Caledonia Trip and Fall: Fractured Shoulder and Rotator Cuff Tear > $107,000
The Issue: What are some of the problems you face when suing a city / municipality for a slip / trip and fall accident (i.e. uneven sidewalk)?
In Ontario, a trip and fall on a city sidewalk can be a difficult liability situation, so that often only quite serious injuries, resulting in significant loss and damage, are brought to Trial. Here, a married mother of two, employed as a hairdresser, suffered a serious shoulder fracture and rotator cuff tear as a result of stubbing / catching her toe on the lip of a concrete sidewalk slab that was sticking up higher than the adjoining slab: Grayling v. The Corporation of Haldimand County, 2014 ONSC 198 (CanLII).
The Specifics of This Case
The liability issues involve assessing whether the height differential and whether that contravenes the Minimum Maintenance Standards for Municipal Highways Regulation, per the Municipal Act, 2001 or the Town’s own policy for inspection and repair of height differential.
Justice Lofchik found that the sidewalk height differential could have exceeded the City’s policy for repair but also found that notwithstanding, the City failed to implement properly its own inspection and repair policy for their specific section of sidewalk. On this basis, a liability of 50% was found against the City, with the injured female plaintiff being 50% contributorily negligent.
The female was 53 years old at Trial and earned roughly $18,000/year as a hairdresser. Despite the plaintiff’s claims that she continued to miss significant time from work and was unable to resume full-time work, the Court awarded her $1000 income loss per year into the future, which is roughly a 5% income loss valuation.

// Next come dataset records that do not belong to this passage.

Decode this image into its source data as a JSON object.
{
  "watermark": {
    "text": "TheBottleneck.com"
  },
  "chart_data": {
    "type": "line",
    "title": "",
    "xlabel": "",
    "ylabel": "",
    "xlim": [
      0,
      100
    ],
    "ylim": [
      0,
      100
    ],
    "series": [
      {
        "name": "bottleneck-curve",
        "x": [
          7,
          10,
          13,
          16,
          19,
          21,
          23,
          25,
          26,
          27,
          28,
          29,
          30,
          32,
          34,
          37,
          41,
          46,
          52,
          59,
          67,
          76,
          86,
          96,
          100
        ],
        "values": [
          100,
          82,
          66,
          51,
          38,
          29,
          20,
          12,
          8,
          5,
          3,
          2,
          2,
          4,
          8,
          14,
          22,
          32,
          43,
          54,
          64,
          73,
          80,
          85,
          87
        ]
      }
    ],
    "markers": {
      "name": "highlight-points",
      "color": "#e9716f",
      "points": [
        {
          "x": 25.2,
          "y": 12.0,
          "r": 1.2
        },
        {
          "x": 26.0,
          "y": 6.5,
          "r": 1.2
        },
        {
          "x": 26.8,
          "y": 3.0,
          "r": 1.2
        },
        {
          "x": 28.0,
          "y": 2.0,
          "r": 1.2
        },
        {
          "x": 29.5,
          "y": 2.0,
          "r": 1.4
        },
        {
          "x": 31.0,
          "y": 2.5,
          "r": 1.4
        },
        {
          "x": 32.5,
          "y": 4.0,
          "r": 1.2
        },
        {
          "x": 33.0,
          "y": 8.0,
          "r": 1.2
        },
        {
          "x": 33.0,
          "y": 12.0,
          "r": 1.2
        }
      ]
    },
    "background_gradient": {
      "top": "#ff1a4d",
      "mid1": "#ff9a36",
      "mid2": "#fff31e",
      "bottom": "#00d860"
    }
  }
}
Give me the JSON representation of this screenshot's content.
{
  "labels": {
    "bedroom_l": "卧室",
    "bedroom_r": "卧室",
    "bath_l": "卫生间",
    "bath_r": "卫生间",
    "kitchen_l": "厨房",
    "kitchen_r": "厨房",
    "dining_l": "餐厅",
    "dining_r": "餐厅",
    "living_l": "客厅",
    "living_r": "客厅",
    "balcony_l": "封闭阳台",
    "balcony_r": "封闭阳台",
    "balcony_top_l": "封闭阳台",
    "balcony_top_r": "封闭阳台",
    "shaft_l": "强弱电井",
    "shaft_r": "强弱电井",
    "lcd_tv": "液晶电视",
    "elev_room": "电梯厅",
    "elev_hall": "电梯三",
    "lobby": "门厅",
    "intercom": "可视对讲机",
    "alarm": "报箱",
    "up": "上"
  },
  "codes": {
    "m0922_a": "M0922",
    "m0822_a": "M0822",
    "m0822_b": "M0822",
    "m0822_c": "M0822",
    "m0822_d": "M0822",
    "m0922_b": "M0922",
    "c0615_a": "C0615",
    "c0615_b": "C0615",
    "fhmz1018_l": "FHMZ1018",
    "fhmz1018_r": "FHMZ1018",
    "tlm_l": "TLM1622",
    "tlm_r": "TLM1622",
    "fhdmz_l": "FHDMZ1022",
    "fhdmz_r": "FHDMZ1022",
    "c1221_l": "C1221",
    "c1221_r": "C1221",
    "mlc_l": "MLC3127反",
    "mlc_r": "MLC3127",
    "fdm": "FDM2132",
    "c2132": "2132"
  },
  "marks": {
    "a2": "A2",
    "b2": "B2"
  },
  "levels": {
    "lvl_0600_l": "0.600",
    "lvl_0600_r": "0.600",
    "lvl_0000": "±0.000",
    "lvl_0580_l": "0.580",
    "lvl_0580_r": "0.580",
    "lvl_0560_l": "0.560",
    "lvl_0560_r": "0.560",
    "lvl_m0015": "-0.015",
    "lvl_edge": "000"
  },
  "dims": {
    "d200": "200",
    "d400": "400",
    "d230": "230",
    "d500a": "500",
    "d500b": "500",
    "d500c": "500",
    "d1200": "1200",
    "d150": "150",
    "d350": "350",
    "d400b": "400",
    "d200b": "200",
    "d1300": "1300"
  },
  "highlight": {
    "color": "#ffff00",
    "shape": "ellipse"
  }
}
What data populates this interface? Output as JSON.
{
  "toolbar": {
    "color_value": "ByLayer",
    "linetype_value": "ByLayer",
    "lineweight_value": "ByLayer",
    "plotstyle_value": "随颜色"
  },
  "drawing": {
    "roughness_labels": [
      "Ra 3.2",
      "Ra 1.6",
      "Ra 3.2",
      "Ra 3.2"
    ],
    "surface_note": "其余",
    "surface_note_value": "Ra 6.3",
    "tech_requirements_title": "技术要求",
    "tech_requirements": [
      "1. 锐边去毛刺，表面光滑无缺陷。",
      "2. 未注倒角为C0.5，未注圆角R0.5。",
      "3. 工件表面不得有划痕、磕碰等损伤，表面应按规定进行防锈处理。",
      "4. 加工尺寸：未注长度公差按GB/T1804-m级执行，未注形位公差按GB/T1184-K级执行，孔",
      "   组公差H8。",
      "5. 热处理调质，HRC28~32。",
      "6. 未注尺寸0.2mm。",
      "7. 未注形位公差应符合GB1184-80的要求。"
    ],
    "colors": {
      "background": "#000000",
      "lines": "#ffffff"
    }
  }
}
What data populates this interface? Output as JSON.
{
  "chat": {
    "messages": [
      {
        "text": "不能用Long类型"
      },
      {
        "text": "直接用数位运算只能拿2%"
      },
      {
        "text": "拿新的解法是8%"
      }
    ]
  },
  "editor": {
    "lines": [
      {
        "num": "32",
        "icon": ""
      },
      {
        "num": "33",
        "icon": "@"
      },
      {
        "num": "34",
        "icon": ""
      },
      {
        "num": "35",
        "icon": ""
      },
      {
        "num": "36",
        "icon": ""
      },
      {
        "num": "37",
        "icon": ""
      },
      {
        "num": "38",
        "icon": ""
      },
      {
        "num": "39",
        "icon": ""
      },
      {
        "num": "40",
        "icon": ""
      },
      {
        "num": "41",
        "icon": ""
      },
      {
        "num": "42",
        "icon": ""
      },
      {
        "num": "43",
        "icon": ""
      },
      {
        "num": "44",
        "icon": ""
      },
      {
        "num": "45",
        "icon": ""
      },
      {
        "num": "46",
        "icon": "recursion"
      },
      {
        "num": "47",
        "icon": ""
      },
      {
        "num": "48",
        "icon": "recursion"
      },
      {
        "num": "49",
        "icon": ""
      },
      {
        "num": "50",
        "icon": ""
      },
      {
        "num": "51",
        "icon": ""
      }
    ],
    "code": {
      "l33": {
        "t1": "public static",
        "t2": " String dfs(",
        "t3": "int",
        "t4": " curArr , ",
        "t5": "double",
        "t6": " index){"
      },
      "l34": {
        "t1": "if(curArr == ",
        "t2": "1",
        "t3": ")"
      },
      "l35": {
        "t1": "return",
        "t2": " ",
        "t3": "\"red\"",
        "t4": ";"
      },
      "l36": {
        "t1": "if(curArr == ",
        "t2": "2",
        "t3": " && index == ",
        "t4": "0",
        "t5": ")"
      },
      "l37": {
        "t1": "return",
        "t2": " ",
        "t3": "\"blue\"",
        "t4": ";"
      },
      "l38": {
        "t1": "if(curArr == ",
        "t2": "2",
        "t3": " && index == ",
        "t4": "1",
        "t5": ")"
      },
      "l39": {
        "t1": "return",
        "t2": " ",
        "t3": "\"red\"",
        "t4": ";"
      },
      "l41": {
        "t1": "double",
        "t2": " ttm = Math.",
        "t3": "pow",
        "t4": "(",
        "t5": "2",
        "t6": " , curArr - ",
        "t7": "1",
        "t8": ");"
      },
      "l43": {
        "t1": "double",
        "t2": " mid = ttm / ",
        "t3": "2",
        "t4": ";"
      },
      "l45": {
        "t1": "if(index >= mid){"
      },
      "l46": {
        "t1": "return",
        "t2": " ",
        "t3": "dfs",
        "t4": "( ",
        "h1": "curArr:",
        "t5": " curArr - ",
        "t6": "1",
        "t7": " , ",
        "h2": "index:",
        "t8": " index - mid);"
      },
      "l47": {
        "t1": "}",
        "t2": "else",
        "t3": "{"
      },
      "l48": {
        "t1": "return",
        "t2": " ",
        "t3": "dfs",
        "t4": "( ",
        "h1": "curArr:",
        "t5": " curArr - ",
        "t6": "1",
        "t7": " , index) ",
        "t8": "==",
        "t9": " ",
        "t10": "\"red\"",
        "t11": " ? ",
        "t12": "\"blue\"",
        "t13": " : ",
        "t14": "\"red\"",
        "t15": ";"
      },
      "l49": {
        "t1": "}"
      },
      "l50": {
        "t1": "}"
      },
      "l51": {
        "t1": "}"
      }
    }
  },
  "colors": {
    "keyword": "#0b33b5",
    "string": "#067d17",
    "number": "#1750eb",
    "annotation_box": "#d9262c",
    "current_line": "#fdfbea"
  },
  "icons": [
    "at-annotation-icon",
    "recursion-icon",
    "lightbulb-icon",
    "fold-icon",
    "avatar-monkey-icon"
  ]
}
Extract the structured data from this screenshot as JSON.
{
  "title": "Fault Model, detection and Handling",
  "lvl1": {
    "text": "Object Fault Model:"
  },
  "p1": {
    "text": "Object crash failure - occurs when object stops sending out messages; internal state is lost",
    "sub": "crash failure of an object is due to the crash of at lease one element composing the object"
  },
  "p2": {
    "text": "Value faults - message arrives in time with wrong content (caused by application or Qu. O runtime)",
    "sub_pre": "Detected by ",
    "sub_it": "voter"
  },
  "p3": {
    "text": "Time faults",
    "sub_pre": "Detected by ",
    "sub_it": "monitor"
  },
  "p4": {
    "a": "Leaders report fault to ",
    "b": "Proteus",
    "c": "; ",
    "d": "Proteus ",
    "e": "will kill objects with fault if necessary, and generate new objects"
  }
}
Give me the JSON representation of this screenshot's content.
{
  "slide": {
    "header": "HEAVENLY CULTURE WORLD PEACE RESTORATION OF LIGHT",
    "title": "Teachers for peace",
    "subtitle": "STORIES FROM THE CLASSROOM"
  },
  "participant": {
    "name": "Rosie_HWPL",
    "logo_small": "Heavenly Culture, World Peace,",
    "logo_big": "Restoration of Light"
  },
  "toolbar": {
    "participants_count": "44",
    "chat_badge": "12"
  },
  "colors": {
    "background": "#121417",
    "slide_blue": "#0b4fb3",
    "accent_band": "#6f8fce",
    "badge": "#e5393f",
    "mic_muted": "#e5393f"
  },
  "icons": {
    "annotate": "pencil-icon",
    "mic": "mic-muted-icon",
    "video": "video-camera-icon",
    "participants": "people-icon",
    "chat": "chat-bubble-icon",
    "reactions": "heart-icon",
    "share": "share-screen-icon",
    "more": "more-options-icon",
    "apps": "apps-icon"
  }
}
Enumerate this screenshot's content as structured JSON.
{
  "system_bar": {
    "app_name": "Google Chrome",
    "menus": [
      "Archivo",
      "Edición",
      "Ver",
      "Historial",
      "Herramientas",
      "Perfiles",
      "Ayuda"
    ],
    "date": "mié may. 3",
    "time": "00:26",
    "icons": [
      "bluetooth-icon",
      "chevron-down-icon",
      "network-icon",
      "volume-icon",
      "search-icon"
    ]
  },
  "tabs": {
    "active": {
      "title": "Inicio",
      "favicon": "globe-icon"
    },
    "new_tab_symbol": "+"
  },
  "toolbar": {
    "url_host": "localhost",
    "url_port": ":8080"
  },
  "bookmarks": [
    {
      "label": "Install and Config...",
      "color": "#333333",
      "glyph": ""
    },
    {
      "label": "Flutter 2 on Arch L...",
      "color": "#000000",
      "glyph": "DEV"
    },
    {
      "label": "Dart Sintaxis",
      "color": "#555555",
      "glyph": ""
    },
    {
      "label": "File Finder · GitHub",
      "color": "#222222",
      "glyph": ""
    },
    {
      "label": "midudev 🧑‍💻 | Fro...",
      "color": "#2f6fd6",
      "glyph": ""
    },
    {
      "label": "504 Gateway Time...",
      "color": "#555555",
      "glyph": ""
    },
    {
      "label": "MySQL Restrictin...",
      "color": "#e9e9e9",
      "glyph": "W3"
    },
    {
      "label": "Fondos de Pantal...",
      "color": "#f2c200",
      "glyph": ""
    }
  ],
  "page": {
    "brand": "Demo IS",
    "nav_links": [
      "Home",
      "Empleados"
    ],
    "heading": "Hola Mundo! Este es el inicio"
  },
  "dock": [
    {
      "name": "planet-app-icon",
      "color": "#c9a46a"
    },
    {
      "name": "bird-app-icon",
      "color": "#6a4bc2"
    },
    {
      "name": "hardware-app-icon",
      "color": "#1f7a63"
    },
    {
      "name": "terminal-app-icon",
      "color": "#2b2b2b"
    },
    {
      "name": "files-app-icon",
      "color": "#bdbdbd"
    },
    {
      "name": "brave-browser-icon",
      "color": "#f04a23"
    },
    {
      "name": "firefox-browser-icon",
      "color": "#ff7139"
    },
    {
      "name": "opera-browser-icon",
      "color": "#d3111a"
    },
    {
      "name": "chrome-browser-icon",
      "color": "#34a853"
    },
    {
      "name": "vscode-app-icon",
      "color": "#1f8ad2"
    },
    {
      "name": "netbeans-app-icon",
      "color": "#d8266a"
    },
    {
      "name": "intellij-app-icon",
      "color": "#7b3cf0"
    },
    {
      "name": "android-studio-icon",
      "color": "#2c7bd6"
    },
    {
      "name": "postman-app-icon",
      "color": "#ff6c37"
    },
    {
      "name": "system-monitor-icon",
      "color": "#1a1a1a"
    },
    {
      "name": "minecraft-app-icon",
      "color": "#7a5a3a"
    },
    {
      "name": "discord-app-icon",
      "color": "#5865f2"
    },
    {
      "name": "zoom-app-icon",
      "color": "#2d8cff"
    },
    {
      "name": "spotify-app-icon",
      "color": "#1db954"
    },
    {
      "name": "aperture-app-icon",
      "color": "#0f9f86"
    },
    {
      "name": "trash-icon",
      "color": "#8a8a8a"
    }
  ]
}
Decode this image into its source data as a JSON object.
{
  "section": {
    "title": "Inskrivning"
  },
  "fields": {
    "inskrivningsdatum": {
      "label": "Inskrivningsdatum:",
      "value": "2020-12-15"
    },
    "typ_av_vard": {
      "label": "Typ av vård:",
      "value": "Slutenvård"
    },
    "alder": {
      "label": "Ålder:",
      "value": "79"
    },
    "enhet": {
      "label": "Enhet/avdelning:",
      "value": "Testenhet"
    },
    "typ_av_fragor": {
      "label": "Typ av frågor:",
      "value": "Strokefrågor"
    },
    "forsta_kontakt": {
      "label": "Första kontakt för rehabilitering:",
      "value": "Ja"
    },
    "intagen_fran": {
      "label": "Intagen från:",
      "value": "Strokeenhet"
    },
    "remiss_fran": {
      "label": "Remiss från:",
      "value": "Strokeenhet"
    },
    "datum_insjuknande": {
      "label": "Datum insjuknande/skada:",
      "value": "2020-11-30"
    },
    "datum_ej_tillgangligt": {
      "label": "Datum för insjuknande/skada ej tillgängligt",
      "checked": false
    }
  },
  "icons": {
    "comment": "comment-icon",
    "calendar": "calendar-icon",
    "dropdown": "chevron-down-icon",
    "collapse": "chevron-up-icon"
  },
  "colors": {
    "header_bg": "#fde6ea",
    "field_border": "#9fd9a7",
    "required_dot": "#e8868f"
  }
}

The injured plaintiff claimed various damages, including the installation of a new hot tub at home to provide therapeutic relief. The Court assessed damages at approximately $200,000 and then reduced this by 50% to account for the plaintiff’s contributory negligence.
Toronto Insurance and Personal Injury Lawyer
Source: Ontario Superior Court of Justice, Grayling v. The Corporation of Haldimand County, 2014 ONSC 198 (CanLII), January 17, 2014.